A couple of years ago, Hatfield participated in an artist exchange program, “Partners of the Americas,” which sent him to Ecuador. He said the great thing about the program wasn’t just that he got to exhibit his art there, but the cultural immersion he was able to experience. While there he met a fellow artist, who was shaking noticeably as they were introduced. Through an interpreter, the man told Hatfield, “I’m not shaking because I’m nervous. I’m shaking because I’ve been drinking for thirty days straight.” He explained that his doctor had told him that if he didn’t quit smoking and drinking, he would die. The artist said, “If my body won’t do what I want it to, I don’t care [if I do].”

Many profiles on Hatfield have a way of casually sliding by his music career, currently (and for the past thirteen of so years) as harmonica player for the Metropolitan Blues All Stars. Not this one. The art and music seem inextricably linked to me; one informs the other.

When we sat down for the interview, the band had only recently returned from a gig on a reservation in Cherokee, North Carolina. When they played there last spring, they witnessed a stabbing and a strip show which featured acts of such feminine anatomical precision that they would bring a tear to the eye of fine Christian women everywhere if I were to recount them here. (I was appreciatively characterized by the band as “an evening of degenerate sex and violence.”)

This show passed pretty much without incident, unless you consider some amputee running around waving his stumps in the air, shouting “Laverne! Laverne! I can’t go home, I can’t find my arms,” an incident. Laverne being a large Native American man who had some sort of management responsibilities at the all where they played… Drummer David White also pointed out that the recent gig featured a wet t-shirt contest, which, on this particular reservation meant “totally nude.” Not there’s something you won’t encounter at the Puck Building everyday.

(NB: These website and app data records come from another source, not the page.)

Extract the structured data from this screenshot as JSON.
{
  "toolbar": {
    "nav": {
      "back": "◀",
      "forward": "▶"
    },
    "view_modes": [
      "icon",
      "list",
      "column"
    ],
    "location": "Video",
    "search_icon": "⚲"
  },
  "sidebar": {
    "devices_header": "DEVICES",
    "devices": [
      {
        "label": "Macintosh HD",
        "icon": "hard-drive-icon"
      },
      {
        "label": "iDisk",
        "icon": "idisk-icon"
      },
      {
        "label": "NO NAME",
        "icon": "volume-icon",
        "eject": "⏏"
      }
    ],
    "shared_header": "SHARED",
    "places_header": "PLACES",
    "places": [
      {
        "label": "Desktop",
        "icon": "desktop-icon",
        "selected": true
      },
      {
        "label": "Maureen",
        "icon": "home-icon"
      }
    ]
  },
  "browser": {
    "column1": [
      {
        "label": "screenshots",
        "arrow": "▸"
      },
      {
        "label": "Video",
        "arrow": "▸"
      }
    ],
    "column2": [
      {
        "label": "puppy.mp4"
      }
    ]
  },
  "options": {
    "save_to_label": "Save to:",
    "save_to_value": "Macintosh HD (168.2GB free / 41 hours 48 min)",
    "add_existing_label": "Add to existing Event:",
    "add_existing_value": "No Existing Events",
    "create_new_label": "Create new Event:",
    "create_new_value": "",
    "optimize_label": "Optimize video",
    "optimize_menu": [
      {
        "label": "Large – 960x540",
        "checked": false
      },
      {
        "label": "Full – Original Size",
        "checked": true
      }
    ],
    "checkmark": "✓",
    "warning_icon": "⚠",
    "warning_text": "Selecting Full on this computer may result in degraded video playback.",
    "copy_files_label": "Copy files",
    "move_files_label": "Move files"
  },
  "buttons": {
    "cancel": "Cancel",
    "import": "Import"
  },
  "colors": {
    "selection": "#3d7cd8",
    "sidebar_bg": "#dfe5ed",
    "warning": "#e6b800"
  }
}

Talk about the “underbelly of the beast”. Hatfield said one of the perks of being in this particular band is their constant exposure to a “cross-section of society that would make Harry Crews or Cormac McCarthy blush.”

The trip to Cherokee came the day after Hatfield’s opening reception at the Swanson Cralle gallery and guitarist Frank Schaap’s record release party with another local band, the Yonders. They had been “hobnobbing with the hoi polloi.” When they stopped to get gas, Hatfield said, “Frank, last night we were big shots. Now we’re hunkered down in some gas station in Lake City, Tennessee watching the moon reflect in an oil slick.”

Hatfield’s roots in Eastern Kentucky are something he discusses with great affection. For example, I learned a lot about his Uncle Alan during the interview. He used to do lounge style singing (as in “Glow little glow worm/glimmer glimmer/shine little glow worm/ shimmer shimmer”). His efforts ultimately landed him on the “Ted Mack Amateur Hour.” The family trooped down the road to watch his debut on a neighbor’s television. Hatfield said they may have even broken in or something. Uncle Alan’s now a holiness preacher…who does bird calls. Another uncle says, “you oughtta hear him. He can call the birds right down from the trees.” Hatfield concluded this anecdote with the statement, So as you can see, showbiz is in my blood.”

If you want to see “Monkey Dreams,” you’ll have to head on up to the Swanson Cralle (it’ll still be in Louisville when the ArtsPlace show goes up). The painting is loosely based on an idea that David White had about how, during the Truman administration, a truckload of radioactive monkeys jackknifed in Eastern Kentucky, turning the cargo loose on the countryside. From there, Hatfield extrapolated that one of the monkeys had bitten his mother before he was born-and now, as a result, he had these monkey dreams. Hence, the painting. Gee, and I used to think I had a vivid imagination. And as for just how Harry Truman figures into all this, I guess we’ll never know.